WORK REQUEST: Search the listing below for the string "AssistiveTouch" and copy every line where it occurs.

AVAILABLE RECORDS:
---------------
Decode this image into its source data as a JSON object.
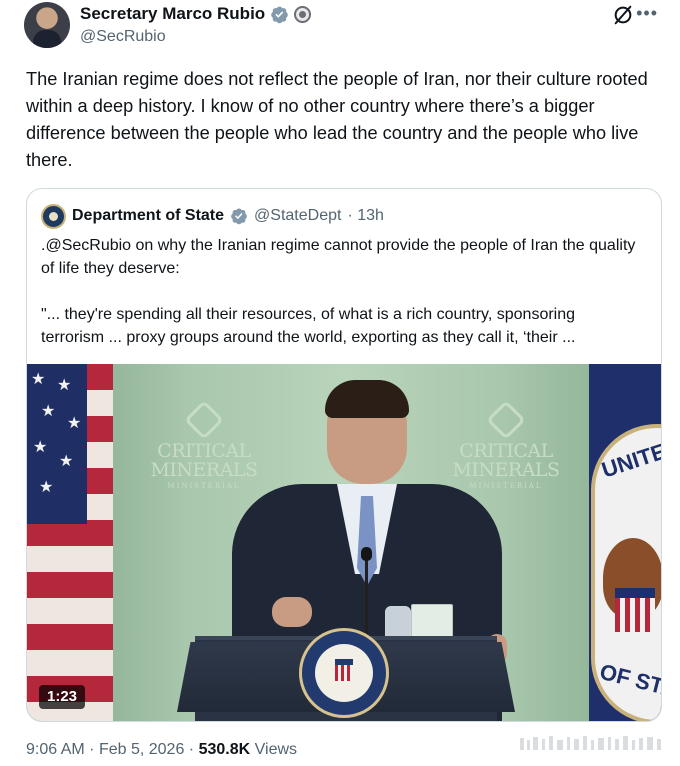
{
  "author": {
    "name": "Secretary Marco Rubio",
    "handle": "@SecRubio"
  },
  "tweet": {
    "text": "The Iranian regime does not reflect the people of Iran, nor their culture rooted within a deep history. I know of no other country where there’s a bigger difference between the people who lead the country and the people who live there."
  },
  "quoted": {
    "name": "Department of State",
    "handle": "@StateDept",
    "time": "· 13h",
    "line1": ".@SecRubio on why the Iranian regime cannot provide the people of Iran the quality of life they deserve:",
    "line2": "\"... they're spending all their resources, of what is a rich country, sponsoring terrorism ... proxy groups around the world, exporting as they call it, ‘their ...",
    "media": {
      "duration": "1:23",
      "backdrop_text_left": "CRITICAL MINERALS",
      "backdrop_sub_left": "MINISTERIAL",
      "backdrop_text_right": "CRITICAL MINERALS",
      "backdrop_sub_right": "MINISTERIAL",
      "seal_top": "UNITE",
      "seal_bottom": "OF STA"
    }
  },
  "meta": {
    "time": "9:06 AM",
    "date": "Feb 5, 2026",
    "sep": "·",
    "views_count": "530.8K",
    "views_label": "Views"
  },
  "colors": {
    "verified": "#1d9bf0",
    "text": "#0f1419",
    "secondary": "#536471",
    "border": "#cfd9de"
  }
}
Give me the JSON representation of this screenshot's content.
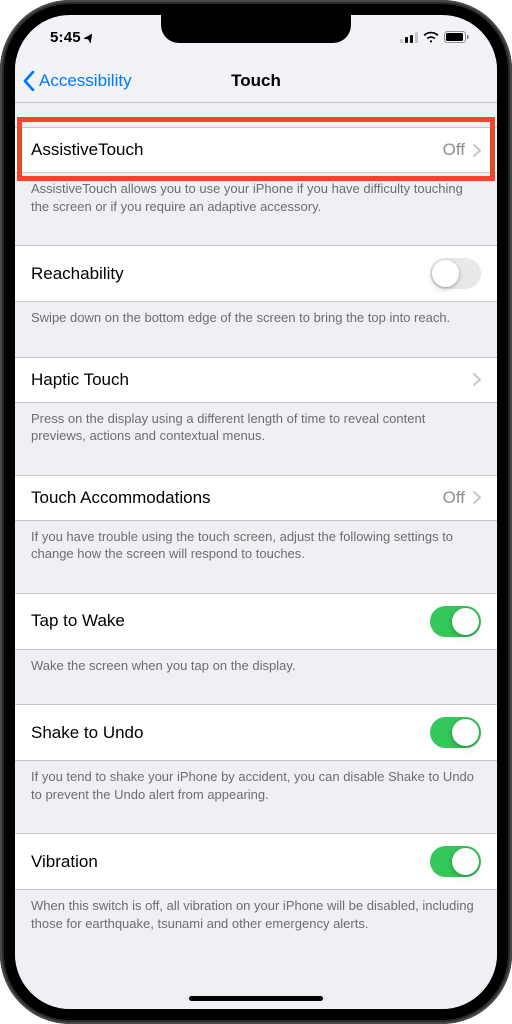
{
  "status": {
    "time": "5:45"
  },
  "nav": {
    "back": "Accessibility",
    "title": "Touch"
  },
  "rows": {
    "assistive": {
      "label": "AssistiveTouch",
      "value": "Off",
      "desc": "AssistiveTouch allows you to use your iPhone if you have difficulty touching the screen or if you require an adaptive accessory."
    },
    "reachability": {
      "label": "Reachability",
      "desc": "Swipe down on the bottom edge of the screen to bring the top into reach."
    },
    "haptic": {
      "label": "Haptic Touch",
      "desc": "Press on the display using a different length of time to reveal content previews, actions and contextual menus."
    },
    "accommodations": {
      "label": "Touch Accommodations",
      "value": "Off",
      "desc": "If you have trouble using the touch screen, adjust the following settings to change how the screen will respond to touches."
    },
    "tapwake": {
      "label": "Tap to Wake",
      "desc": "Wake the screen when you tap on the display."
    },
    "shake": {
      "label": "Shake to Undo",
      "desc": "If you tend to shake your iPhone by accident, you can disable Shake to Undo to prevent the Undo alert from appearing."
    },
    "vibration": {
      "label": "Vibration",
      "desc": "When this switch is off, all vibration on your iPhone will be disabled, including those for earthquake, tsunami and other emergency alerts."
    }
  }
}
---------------
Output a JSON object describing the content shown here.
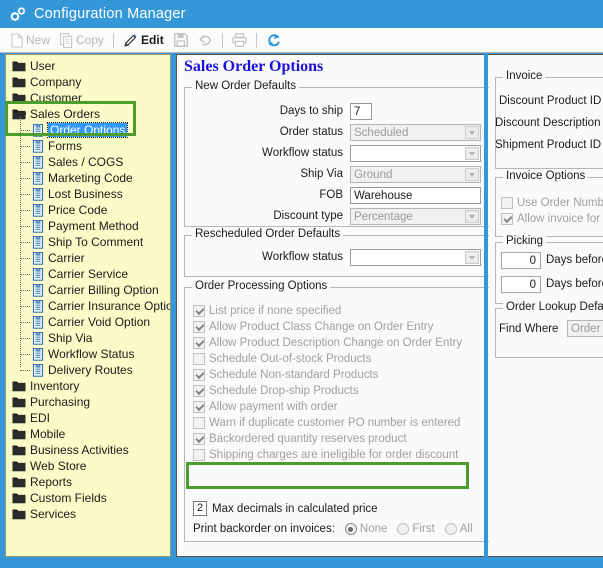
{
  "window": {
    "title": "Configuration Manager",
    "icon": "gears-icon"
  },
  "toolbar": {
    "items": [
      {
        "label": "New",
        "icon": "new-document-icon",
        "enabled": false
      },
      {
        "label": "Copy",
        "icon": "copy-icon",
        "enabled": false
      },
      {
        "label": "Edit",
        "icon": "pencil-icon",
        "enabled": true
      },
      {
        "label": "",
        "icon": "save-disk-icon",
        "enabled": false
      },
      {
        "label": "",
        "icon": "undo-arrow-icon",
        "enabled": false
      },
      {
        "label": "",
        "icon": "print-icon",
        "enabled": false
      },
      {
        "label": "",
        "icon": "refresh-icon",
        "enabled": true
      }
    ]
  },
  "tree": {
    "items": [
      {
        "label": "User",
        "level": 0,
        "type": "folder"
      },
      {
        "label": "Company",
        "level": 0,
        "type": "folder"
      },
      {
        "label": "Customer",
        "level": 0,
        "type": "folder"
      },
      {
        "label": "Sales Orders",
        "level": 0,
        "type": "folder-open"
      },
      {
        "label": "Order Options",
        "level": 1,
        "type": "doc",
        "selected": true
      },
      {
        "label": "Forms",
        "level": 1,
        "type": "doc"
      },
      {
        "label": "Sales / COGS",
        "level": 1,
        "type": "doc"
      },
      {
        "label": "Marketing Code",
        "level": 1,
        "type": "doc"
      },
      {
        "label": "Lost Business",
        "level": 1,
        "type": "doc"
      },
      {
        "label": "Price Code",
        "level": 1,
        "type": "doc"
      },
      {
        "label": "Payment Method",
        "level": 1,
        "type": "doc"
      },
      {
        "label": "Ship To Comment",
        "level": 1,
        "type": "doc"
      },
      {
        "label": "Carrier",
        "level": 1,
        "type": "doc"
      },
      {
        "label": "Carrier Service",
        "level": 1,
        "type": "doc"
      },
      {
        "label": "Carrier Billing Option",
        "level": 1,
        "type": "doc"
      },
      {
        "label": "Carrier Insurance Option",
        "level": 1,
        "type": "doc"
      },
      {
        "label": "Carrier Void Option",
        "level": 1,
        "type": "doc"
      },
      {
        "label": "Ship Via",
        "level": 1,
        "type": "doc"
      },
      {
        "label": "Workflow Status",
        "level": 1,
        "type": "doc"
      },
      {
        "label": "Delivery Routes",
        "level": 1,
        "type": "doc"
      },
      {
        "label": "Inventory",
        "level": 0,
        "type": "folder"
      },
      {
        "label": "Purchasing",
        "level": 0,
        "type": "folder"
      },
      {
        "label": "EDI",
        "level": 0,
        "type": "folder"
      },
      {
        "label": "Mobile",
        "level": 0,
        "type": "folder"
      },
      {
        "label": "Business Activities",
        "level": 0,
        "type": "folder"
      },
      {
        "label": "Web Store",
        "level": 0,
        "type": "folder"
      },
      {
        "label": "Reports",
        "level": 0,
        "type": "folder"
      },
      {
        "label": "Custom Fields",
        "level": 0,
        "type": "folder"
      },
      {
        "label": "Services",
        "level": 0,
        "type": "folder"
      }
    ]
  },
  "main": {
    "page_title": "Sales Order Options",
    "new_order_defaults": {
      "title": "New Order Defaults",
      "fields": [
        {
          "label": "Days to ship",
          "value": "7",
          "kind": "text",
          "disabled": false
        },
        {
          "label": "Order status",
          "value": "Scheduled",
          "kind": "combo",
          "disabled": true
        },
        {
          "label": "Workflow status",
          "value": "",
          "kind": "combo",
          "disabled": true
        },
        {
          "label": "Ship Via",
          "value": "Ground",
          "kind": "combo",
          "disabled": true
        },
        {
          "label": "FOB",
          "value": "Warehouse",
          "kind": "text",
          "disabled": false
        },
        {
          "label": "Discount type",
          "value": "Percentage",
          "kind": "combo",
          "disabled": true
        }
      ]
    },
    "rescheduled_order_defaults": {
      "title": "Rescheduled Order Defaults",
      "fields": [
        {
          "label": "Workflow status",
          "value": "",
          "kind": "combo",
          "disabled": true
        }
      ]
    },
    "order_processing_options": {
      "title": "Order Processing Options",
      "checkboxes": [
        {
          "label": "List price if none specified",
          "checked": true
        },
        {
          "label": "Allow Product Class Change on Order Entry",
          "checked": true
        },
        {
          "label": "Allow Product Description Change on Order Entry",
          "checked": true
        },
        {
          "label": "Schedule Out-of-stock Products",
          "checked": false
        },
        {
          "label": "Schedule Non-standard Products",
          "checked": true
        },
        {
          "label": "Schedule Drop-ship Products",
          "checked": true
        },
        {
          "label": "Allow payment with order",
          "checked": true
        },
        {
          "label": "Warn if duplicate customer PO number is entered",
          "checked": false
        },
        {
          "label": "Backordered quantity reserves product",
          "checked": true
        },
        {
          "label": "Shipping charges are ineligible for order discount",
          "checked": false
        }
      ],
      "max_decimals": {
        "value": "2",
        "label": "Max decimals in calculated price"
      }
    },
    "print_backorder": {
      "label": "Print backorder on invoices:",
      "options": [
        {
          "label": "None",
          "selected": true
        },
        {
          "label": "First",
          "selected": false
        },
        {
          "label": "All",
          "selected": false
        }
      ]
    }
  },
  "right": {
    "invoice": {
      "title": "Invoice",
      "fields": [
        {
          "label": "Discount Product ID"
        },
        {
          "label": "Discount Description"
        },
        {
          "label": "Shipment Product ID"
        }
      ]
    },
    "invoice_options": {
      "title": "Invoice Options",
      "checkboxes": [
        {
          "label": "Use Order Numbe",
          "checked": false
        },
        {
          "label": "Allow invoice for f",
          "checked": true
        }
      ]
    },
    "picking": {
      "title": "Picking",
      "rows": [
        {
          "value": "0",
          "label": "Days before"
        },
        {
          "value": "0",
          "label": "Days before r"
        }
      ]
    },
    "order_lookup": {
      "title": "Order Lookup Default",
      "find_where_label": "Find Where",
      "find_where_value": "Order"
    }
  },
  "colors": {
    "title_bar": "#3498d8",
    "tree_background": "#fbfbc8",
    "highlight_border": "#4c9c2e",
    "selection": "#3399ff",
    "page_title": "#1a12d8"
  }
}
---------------
THE ANSWER:
      "label": "AssistiveTouch",
      "desc": "AssistiveTouch allows you to use your iPhone if you have difficulty touching the screen or if you require an adaptive accessory."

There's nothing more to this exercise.